__Task description__:
When you respond, restate each record exactly as it is given.

__Entries supplied__:
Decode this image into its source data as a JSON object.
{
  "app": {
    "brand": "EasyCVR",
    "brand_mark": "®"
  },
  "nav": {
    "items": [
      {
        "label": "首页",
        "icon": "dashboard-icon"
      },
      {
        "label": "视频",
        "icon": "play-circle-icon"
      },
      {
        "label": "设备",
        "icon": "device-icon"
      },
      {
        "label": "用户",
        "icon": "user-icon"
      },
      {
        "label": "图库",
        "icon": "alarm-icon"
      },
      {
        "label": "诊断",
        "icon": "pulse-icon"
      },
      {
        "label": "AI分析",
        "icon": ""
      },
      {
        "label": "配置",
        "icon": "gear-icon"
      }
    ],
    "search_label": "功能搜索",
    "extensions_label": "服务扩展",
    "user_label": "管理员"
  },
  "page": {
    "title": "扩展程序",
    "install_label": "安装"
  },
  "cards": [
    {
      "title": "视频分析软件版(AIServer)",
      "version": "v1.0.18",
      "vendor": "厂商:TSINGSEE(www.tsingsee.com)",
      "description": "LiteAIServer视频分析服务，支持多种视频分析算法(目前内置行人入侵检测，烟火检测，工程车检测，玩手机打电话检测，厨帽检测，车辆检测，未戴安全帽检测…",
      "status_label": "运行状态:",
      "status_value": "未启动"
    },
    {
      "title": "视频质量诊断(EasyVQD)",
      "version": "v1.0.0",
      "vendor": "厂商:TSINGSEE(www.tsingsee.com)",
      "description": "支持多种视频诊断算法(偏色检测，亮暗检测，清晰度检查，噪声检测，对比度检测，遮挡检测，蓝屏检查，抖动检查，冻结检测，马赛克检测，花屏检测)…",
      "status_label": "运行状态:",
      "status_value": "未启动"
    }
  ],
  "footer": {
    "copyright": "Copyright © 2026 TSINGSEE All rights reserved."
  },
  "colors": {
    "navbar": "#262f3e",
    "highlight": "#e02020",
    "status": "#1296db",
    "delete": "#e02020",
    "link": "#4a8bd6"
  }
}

__Written reply__:
Decode this image into its source data as a JSON object.
{
  "app": {
    "brand": "EasyCVR",
    "brand_mark": "®"
  },
  "nav": {
    "items": [
      {
        "label": "首页",
        "icon": "dashboard-icon"
      },
      {
        "label": "视频",
        "icon": "play-circle-icon"
      },
      {
        "label": "设备",
        "icon": "device-icon"
      },
      {
        "label": "用户",
        "icon": "user-icon"
      },
      {
        "label": "图库",
        "icon": "alarm-icon"
      },
      {
        "label": "诊断",
        "icon": "pulse-icon"
      },
      {
        "label": "AI分析",
        "icon": ""
      },
      {
        "label": "配置",
        "icon": "gear-icon"
      }
    ],
    "search_label": "功能搜索",
    "extensions_label": "服务扩展",
    "user_label": "管理员"
  },
  "page": {
    "title": "扩展程序",
    "install_label": "安装"
  },
  "cards": [
    {
      "title": "视频分析软件版(AIServer)",
      "version": "v1.0.18",
      "vendor": "厂商:TSINGSEE(www.tsingsee.com)",
      "description": "LiteAIServer视频分析服务，支持多种视频分析算法(目前内置行人入侵检测，烟火检测，工程车检测，玩手机打电话检测，厨帽检测，车辆检测，未戴安全帽检测…",
      "status_label": "运行状态:",
      "status_value": "未启动"
    },
    {
      "title": "视频质量诊断(EasyVQD)",
      "version": "v1.0.0",
      "vendor": "厂商:TSINGSEE(www.tsingsee.com)",
      "description": "支持多种视频诊断算法(偏色检测，亮暗检测，清晰度检查，噪声检测，对比度检测，遮挡检测，蓝屏检查，抖动检查，冻结检测，马赛克检测，花屏检测)…",
      "status_label": "运行状态:",
      "status_value": "未启动"
    }
  ],
  "footer": {
    "copyright": "Copyright © 2026 TSINGSEE All rights reserved."
  },
  "colors": {
    "navbar": "#262f3e",
    "highlight": "#e02020",
    "status": "#1296db",
    "delete": "#e02020",
    "link": "#4a8bd6"
  }
}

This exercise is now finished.